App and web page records

*** Block opens ***

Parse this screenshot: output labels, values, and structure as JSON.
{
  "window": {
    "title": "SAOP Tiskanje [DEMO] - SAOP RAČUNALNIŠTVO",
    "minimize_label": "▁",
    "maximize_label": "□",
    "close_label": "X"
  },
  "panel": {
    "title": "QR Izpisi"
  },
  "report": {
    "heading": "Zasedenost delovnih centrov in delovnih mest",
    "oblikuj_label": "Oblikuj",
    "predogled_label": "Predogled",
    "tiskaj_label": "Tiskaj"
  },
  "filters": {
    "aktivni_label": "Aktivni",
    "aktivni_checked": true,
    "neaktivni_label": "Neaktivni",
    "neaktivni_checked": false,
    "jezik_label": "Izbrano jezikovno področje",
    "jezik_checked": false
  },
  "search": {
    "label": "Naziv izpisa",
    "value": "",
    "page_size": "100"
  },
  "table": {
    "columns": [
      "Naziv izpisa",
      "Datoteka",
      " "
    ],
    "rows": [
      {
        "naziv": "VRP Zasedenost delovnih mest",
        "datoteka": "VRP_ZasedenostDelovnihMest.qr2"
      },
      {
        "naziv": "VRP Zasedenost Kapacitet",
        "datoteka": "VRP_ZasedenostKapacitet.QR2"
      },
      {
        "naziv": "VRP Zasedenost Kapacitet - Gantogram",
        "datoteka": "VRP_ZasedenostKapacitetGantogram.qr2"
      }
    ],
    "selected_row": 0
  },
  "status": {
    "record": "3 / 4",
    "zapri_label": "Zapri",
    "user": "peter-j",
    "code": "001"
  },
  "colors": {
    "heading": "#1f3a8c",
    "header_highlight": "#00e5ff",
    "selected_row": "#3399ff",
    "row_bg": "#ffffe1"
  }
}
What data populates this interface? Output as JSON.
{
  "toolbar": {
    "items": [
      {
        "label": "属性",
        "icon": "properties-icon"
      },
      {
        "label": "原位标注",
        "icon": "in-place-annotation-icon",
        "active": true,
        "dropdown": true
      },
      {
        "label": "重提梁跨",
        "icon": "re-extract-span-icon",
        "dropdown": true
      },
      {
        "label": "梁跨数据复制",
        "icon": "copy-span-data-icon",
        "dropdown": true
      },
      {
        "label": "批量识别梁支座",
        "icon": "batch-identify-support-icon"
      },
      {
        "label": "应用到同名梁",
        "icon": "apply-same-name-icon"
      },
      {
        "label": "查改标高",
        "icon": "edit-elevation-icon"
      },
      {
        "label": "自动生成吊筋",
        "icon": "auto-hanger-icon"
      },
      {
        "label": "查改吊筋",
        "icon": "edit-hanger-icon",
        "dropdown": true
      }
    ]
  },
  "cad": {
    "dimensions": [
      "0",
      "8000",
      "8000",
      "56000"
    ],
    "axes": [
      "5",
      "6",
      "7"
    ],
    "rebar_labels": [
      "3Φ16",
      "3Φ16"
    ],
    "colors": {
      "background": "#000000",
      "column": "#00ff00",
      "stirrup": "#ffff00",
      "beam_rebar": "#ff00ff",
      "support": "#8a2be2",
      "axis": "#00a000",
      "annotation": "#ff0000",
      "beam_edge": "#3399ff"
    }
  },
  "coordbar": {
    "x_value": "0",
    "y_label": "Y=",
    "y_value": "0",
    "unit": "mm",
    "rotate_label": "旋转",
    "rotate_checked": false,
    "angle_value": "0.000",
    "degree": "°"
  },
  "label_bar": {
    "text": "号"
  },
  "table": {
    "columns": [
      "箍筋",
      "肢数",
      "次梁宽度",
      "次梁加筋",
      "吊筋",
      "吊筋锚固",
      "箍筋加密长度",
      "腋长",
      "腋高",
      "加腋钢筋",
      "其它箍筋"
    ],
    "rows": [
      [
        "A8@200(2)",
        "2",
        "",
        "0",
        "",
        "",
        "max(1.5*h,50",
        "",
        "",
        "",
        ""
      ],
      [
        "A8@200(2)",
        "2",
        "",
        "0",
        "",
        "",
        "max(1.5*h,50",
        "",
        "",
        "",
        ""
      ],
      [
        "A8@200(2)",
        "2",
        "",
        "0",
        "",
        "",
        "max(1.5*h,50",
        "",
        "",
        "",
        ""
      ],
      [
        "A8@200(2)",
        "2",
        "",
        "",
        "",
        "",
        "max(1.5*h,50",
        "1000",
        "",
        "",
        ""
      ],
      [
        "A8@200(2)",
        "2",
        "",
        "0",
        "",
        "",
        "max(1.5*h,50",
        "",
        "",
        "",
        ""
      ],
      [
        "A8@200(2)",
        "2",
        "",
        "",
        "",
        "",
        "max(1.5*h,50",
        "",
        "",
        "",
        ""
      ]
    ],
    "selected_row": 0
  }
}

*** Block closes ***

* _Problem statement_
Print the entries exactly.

* _Output of the task_
Parse this screenshot: output labels, values, and structure as JSON.
{
  "window": {
    "title": "SAOP Tiskanje [DEMO] - SAOP RAČUNALNIŠTVO",
    "minimize_label": "▁",
    "maximize_label": "□",
    "close_label": "X"
  },
  "panel": {
    "title": "QR Izpisi"
  },
  "report": {
    "heading": "Zasedenost delovnih centrov in delovnih mest",
    "oblikuj_label": "Oblikuj",
    "predogled_label": "Predogled",
    "tiskaj_label": "Tiskaj"
  },
  "filters": {
    "aktivni_label": "Aktivni",
    "aktivni_checked": true,
    "neaktivni_label": "Neaktivni",
    "neaktivni_checked": false,
    "jezik_label": "Izbrano jezikovno področje",
    "jezik_checked": false
  },
  "search": {
    "label": "Naziv izpisa",
    "value": "",
    "page_size": "100"
  },
  "table": {
    "columns": [
      "Naziv izpisa",
      "Datoteka",
      " "
    ],
    "rows": [
      {
        "naziv": "VRP Zasedenost delovnih mest",
        "datoteka": "VRP_ZasedenostDelovnihMest.qr2"
      },
      {
        "naziv": "VRP Zasedenost Kapacitet",
        "datoteka": "VRP_ZasedenostKapacitet.QR2"
      },
      {
        "naziv": "VRP Zasedenost Kapacitet - Gantogram",
        "datoteka": "VRP_ZasedenostKapacitetGantogram.qr2"
      }
    ],
    "selected_row": 0
  },
  "status": {
    "record": "3 / 4",
    "zapri_label": "Zapri",
    "user": "peter-j",
    "code": "001"
  },
  "colors": {
    "heading": "#1f3a8c",
    "header_highlight": "#00e5ff",
    "selected_row": "#3399ff",
    "row_bg": "#ffffe1"
  }
}
What data populates this interface? Output as JSON.
{
  "toolbar": {
    "items": [
      {
        "label": "属性",
        "icon": "properties-icon"
      },
      {
        "label": "原位标注",
        "icon": "in-place-annotation-icon",
        "active": true,
        "dropdown": true
      },
      {
        "label": "重提梁跨",
        "icon": "re-extract-span-icon",
        "dropdown": true
      },
      {
        "label": "梁跨数据复制",
        "icon": "copy-span-data-icon",
        "dropdown": true
      },
      {
        "label": "批量识别梁支座",
        "icon": "batch-identify-support-icon"
      },
      {
        "label": "应用到同名梁",
        "icon": "apply-same-name-icon"
      },
      {
        "label": "查改标高",
        "icon": "edit-elevation-icon"
      },
      {
        "label": "自动生成吊筋",
        "icon": "auto-hanger-icon"
      },
      {
        "label": "查改吊筋",
        "icon": "edit-hanger-icon",
        "dropdown": true
      }
    ]
  },
  "cad": {
    "dimensions": [
      "0",
      "8000",
      "8000",
      "56000"
    ],
    "axes": [
      "5",
      "6",
      "7"
    ],
    "rebar_labels": [
      "3Φ16",
      "3Φ16"
    ],
    "colors": {
      "background": "#000000",
      "column": "#00ff00",
      "stirrup": "#ffff00",
      "beam_rebar": "#ff00ff",
      "support": "#8a2be2",
      "axis": "#00a000",
      "annotation": "#ff0000",
      "beam_edge": "#3399ff"
    }
  },
  "coordbar": {
    "x_value": "0",
    "y_label": "Y=",
    "y_value": "0",
    "unit": "mm",
    "rotate_label": "旋转",
    "rotate_checked": false,
    "angle_value": "0.000",
    "degree": "°"
  },
  "label_bar": {
    "text": "号"
  },
  "table": {
    "columns": [
      "箍筋",
      "肢数",
      "次梁宽度",
      "次梁加筋",
      "吊筋",
      "吊筋锚固",
      "箍筋加密长度",
      "腋长",
      "腋高",
      "加腋钢筋",
      "其它箍筋"
    ],
    "rows": [
      [
        "A8@200(2)",
        "2",
        "",
        "0",
        "",
        "",
        "max(1.5*h,50",
        "",
        "",
        "",
        ""
      ],
      [
        "A8@200(2)",
        "2",
        "",
        "0",
        "",
        "",
        "max(1.5*h,50",
        "",
        "",
        "",
        ""
      ],
      [
        "A8@200(2)",
        "2",
        "",
        "0",
        "",
        "",
        "max(1.5*h,50",
        "",
        "",
        "",
        ""
      ],
      [
        "A8@200(2)",
        "2",
        "",
        "",
        "",
        "",
        "max(1.5*h,50",
        "1000",
        "",
        "",
        ""
      ],
      [
        "A8@200(2)",
        "2",
        "",
        "0",
        "",
        "",
        "max(1.5*h,50",
        "",
        "",
        "",
        ""
      ],
      [
        "A8@200(2)",
        "2",
        "",
        "",
        "",
        "",
        "max(1.5*h,50",
        "",
        "",
        "",
        ""
      ]
    ],
    "selected_row": 0
  }
}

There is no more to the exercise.